=== Section Start ===

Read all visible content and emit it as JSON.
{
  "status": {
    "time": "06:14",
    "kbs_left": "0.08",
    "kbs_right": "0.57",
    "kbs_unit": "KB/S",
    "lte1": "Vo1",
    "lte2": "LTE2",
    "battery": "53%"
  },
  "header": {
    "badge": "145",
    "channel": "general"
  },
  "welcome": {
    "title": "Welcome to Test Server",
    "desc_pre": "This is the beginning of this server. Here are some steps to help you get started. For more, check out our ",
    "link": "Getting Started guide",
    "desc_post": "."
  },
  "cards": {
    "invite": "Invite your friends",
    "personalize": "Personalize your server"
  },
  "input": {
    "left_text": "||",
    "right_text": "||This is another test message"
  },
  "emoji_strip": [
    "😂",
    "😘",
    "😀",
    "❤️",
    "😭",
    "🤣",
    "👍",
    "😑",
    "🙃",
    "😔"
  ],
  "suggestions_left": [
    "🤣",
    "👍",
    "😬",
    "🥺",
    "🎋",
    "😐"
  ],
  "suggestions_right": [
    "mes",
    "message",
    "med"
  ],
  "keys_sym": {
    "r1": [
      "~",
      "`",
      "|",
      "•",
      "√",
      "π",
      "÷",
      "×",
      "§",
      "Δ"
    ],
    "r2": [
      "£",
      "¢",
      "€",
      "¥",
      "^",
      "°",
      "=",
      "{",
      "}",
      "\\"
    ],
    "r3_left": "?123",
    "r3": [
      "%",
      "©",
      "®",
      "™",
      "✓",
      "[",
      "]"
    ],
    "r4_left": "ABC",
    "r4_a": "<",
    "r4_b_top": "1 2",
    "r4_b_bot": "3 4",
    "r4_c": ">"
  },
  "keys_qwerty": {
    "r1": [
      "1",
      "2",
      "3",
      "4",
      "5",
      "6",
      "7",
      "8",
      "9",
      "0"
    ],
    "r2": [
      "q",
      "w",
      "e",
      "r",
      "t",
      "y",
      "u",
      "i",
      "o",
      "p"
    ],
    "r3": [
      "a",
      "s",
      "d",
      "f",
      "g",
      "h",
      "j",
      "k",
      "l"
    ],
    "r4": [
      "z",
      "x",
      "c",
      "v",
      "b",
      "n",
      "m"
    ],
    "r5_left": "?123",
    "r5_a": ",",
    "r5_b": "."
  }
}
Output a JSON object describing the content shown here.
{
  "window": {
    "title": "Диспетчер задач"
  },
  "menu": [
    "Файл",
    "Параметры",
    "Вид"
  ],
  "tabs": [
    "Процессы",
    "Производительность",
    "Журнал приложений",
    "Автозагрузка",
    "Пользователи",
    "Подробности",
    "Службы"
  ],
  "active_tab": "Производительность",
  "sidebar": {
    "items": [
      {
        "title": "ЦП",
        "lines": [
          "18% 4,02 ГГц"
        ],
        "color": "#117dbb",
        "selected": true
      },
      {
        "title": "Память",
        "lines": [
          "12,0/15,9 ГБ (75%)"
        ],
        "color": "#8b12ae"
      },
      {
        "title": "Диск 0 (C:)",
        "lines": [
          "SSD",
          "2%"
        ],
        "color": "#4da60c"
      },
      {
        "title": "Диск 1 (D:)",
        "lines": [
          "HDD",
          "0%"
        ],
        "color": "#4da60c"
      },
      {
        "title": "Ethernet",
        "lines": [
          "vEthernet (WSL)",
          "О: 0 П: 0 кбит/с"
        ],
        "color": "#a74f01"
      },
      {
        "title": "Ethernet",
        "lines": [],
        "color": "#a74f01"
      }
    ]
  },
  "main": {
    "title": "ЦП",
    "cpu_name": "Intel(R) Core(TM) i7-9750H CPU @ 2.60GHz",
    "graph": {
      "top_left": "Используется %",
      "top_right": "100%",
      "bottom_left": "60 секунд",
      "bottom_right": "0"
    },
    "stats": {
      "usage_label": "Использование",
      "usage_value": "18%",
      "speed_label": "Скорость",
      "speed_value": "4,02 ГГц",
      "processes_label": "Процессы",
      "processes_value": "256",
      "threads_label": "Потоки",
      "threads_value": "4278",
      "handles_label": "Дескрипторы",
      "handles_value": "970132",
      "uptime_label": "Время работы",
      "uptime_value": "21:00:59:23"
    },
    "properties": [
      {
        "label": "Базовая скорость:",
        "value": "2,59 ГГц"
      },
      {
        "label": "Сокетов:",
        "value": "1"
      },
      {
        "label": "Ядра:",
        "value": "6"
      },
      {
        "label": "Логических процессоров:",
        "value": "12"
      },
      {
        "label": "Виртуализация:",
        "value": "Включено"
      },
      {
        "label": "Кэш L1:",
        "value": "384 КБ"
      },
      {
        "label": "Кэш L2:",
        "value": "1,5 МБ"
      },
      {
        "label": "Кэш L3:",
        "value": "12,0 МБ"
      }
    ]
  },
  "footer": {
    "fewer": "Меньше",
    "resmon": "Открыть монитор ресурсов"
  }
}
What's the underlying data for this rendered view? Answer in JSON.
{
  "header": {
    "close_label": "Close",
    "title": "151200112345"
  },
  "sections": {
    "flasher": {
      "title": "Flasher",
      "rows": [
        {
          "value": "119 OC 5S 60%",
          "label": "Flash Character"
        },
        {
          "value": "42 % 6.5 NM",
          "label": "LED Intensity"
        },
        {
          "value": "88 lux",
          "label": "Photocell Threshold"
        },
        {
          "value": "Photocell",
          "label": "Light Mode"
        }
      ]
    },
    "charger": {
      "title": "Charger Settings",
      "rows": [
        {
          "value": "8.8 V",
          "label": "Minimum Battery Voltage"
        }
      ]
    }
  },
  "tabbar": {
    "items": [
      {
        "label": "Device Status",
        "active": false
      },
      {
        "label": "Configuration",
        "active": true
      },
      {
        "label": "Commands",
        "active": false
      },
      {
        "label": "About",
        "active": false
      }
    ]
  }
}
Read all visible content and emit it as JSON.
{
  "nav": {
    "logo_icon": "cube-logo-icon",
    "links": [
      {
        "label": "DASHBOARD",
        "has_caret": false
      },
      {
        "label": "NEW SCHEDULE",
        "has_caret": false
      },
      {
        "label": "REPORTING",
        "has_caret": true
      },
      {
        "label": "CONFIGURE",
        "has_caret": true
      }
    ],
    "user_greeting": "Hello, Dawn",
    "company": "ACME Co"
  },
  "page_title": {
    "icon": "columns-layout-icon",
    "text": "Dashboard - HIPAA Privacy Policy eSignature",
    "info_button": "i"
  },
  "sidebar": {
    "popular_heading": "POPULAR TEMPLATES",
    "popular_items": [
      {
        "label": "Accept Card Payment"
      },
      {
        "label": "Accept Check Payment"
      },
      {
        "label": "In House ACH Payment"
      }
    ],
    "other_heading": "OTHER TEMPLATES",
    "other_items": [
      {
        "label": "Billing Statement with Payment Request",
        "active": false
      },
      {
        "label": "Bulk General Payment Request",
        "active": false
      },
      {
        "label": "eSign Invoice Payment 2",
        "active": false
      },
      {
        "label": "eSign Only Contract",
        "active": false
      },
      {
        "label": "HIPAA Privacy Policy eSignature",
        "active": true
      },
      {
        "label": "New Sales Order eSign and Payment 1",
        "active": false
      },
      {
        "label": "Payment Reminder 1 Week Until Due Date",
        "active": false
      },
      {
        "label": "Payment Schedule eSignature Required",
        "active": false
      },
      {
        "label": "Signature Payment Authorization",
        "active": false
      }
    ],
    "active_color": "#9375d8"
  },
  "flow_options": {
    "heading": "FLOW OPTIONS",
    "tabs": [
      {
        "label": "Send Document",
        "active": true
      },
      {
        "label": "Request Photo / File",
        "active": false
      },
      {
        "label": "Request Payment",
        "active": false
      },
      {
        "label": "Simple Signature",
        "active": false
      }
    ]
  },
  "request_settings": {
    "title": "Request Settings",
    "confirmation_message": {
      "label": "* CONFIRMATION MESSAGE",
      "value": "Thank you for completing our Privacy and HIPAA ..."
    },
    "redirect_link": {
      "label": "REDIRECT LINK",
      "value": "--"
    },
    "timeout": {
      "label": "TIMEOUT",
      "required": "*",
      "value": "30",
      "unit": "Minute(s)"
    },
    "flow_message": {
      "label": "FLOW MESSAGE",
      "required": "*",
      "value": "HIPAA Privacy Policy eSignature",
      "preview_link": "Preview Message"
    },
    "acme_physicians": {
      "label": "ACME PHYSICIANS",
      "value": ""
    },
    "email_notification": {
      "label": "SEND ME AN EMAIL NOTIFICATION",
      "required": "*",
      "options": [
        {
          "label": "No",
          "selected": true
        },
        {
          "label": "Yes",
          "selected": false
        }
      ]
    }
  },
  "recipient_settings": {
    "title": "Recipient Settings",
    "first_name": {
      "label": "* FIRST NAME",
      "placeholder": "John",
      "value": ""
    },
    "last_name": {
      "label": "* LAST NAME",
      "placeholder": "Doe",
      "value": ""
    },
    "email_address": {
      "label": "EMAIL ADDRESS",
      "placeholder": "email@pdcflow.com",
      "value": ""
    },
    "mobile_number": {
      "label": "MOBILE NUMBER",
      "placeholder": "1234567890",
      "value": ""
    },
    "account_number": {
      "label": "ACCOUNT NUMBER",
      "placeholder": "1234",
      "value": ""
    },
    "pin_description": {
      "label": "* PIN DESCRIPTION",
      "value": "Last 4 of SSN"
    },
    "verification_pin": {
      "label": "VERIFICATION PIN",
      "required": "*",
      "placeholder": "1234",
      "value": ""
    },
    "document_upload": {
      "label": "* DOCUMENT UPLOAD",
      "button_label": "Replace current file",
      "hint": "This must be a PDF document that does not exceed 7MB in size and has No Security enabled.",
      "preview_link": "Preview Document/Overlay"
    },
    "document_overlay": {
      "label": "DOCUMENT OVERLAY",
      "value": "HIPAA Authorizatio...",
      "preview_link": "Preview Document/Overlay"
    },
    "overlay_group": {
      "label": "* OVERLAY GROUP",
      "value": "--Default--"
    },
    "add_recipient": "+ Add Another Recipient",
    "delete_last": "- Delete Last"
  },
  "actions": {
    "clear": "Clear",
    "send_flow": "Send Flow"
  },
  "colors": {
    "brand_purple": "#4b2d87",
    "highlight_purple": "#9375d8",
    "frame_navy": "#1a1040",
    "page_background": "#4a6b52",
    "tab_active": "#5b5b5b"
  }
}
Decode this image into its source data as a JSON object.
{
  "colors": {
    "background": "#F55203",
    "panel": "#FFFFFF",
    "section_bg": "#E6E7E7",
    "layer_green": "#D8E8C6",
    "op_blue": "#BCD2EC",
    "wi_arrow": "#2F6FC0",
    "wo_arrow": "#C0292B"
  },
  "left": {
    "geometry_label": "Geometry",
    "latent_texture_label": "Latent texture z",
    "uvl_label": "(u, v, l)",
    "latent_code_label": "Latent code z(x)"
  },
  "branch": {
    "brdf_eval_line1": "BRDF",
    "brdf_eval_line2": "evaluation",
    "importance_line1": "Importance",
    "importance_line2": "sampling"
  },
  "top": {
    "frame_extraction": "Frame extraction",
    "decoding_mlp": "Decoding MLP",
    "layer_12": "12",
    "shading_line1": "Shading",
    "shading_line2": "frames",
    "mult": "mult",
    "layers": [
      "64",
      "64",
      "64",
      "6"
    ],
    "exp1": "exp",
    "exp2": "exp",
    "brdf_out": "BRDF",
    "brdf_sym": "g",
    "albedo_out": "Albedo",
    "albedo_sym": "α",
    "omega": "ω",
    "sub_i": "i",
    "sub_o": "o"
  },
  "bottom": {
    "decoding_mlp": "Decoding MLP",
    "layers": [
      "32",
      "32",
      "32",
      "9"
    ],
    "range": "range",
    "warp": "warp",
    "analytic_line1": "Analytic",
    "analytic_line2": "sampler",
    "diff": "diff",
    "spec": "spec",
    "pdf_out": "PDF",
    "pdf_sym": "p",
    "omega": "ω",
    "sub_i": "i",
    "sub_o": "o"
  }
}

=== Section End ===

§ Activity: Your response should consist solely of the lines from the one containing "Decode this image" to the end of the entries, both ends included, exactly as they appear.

§ Written response:
Decode this image into its source data as a JSON object.
{
  "colors": {
    "background": "#F55203",
    "panel": "#FFFFFF",
    "section_bg": "#E6E7E7",
    "layer_green": "#D8E8C6",
    "op_blue": "#BCD2EC",
    "wi_arrow": "#2F6FC0",
    "wo_arrow": "#C0292B"
  },
  "left": {
    "geometry_label": "Geometry",
    "latent_texture_label": "Latent texture z",
    "uvl_label": "(u, v, l)",
    "latent_code_label": "Latent code z(x)"
  },
  "branch": {
    "brdf_eval_line1": "BRDF",
    "brdf_eval_line2": "evaluation",
    "importance_line1": "Importance",
    "importance_line2": "sampling"
  },
  "top": {
    "frame_extraction": "Frame extraction",
    "decoding_mlp": "Decoding MLP",
    "layer_12": "12",
    "shading_line1": "Shading",
    "shading_line2": "frames",
    "mult": "mult",
    "layers": [
      "64",
      "64",
      "64",
      "6"
    ],
    "exp1": "exp",
    "exp2": "exp",
    "brdf_out": "BRDF",
    "brdf_sym": "g",
    "albedo_out": "Albedo",
    "albedo_sym": "α",
    "omega": "ω",
    "sub_i": "i",
    "sub_o": "o"
  },
  "bottom": {
    "decoding_mlp": "Decoding MLP",
    "layers": [
      "32",
      "32",
      "32",
      "9"
    ],
    "range": "range",
    "warp": "warp",
    "analytic_line1": "Analytic",
    "analytic_line2": "sampler",
    "diff": "diff",
    "spec": "spec",
    "pdf_out": "PDF",
    "pdf_sym": "p",
    "omega": "ω",
    "sub_i": "i",
    "sub_o": "o"
  }
}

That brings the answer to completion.